He participated in many congresses and symposiums on the whole world to field politic research, peace research and futurology. Muszkat is author of many publications edited in: Polish, English, French, Hebrew, German, Russian, Czech, Hungarian and Chinese, too. He wrote first Polish modern textbook to international public law “Outline of the International Public Law” Muszkat M. (edit.), Warsaw 1955 (two volumes). He died September 30, 1995 in Haifa.


Selected publications[5][edit]

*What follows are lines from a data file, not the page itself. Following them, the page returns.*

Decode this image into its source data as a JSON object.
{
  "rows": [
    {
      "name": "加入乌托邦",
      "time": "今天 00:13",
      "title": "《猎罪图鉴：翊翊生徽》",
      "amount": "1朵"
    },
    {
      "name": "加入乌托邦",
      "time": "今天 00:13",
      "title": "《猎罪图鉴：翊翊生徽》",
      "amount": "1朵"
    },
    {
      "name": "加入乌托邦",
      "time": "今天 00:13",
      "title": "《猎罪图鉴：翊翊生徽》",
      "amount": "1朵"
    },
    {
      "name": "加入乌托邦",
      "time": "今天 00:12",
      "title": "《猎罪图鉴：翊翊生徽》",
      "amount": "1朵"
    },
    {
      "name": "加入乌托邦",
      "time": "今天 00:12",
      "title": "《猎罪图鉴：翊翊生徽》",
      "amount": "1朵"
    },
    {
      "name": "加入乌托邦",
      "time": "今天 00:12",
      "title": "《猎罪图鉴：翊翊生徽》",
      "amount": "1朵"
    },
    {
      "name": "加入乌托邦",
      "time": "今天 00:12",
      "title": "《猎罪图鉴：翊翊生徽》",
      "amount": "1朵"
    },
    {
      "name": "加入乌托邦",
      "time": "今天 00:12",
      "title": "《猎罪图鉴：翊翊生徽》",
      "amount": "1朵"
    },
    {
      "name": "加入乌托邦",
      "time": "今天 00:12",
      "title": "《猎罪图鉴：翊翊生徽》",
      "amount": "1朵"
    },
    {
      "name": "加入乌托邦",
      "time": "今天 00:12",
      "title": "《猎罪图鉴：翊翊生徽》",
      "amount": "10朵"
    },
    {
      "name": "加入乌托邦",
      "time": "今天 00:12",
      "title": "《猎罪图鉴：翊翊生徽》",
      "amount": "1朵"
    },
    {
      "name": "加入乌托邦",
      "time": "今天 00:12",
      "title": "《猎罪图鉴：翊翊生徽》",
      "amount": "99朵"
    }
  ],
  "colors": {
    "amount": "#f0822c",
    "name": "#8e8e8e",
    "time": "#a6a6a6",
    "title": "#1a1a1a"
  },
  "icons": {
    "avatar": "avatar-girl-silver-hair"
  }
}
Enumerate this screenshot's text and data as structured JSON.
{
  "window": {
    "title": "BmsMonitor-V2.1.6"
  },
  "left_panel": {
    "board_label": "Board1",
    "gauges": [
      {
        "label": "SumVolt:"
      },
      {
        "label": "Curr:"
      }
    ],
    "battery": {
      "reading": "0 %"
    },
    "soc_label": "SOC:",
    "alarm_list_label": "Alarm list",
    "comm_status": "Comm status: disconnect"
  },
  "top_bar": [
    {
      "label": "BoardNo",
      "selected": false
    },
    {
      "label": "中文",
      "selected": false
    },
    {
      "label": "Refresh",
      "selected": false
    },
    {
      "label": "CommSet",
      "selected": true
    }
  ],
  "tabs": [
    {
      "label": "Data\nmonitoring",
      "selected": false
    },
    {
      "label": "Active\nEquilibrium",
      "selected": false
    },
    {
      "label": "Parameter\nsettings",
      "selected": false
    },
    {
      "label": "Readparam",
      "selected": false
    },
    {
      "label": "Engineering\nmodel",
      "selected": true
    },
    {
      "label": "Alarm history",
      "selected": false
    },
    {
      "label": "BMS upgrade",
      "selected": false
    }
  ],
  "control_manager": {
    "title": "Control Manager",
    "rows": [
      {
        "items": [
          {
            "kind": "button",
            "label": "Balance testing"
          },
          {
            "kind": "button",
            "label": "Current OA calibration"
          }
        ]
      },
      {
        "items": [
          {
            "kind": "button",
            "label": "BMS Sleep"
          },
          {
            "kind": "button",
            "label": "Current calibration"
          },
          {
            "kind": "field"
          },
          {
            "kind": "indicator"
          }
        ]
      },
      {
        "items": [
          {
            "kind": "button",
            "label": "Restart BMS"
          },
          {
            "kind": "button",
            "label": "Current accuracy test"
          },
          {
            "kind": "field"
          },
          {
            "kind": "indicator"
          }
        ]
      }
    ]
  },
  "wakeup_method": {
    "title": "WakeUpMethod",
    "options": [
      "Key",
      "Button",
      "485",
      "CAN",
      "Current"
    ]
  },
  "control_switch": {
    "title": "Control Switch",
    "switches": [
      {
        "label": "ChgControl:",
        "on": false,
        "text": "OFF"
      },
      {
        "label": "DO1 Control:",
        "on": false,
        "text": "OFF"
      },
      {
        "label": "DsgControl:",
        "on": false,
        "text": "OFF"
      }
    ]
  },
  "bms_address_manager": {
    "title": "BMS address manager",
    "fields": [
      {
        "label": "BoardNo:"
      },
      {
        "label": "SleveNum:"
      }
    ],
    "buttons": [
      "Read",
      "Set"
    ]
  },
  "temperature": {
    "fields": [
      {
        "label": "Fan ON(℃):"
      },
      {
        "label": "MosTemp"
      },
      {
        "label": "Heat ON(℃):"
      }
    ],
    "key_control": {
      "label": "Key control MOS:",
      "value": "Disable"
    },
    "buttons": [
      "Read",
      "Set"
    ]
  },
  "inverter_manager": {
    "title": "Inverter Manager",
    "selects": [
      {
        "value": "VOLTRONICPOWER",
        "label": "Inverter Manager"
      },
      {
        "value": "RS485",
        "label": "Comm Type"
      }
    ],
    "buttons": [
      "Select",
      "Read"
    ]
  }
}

  • Polish Charges against German War Criminals submitted to the UN War Crimes Commission, Warsaw 1948;
  • The Protection of Human Rights, Warsaw 1948;
  • Some Problems of Israel's Development: An Outline, Hamburg 1971;
  • The Evolution of the Situation in Poland in 1980, Koln 1981;
  • The Third World and Peace: Some Aspects of the Interrelationship of Underdevelopment and International Security, New York-Hampshire 1982;
  • Philo-Semitic and Anti-Jews Attitudes in Post-Holocaust Poland, Lewiston-Queenstown-Lampeter 1992.

See also[edit]


  1. ^ Krzysztof Szwagrzyk (2013). "Prawnicy czasów bezprawia. Sędziowie i prokuratorzy wojskowi w Polsce 1944–1956" [The lawyers in the time of lawlessness in Poland 1944–1956]. Instytut Pamięci Narodowej. Archived from the original on 15 April 2016. Retrieved 9 October 2013.
  2. ^ K. Karski, A Brief Review of Instruction on the Public International Law at the University of Warsaw, "Miscellanea Iuris Gentium" 1991, vol.2;
  3. ^ S. Korboński, W imieniu Kremla [In Kremlin's Name], Paris 1956. Original quote in Polish: "poglądy Muszkata robiły z sądu instytucję polityczną, z prokuratorów panów życia i śmierci każdego człowieka (...) a z adwokatów pomocników funkcjonariuszy milicji."
  4. ^ K. Karski, Marian Muszkat – Professor of Law and International Relations, (in:) The Polish Diplomatic Review no 4 (38) 2007
  5. ^ Ch. Boasson, M. Nurock (red.), The Changing International Community. Some problems of its laws, structure, peace research and the Middle Est conflict. Essays in honour of Marion Mushkat, The Huge-Paris 1973;